PetaPixel

external “Humanity Takes Millions of Photos Every Day. Why Are Most So Forgettable?”

— Ian Brown at The Globe and Mail

Maybe it’s harder to be moved by a photograph these days because there are so many of them. The numbers are inconceivable. Photography has always had its cheesy side – by the 1960s, 55 per cent of all pictures taken were of babies. But there are more than 2.6 billion camera phones on the planet today. Facebook alone has been known to upload six billion photographs in a month. We snap as many pictures today, every two minutes, as were taken in the entire 19th century, another boom time for photography.

The volume alone guarantees that most are forgettable. So why do we take them? For the same reason addicts are addicted to anything: to kill the pain of awareness, the uncomfortable difficulty of actually seeing. I admit that this is just a theory, but I watch tourists take the same four photographs minute by minute, hour by hour, day after day in downtown Banff, and it’s a strangely upsetting experience.

 
Visit this link → · Shared on Jun 24, 2013
  • PeterF

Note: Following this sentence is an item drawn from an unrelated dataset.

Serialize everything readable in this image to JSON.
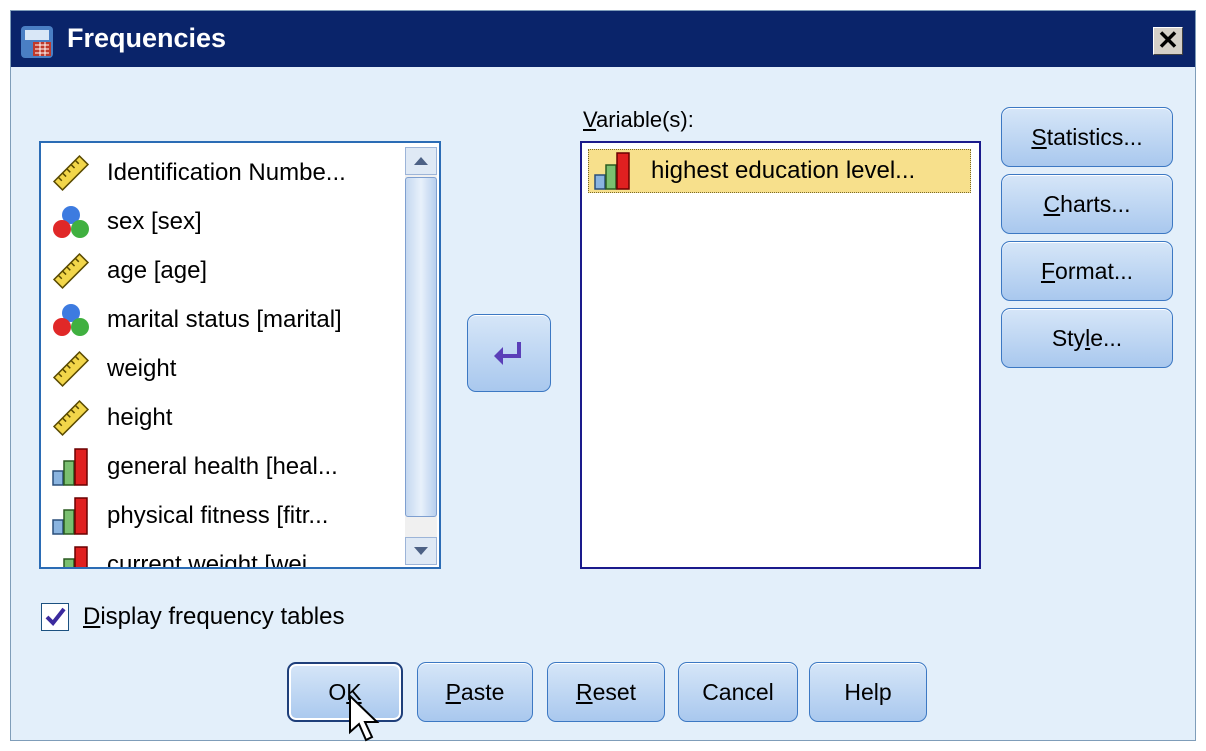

    Now there’s an interesting project. Photographs of tourists taking the same photographs day after day. Admittedly, perhaps redolent of “Watching Humans Watching”, a la Inka and Niclas, but people watching under any circumstance is endlessly fascinating. It just requires the ability of awareness.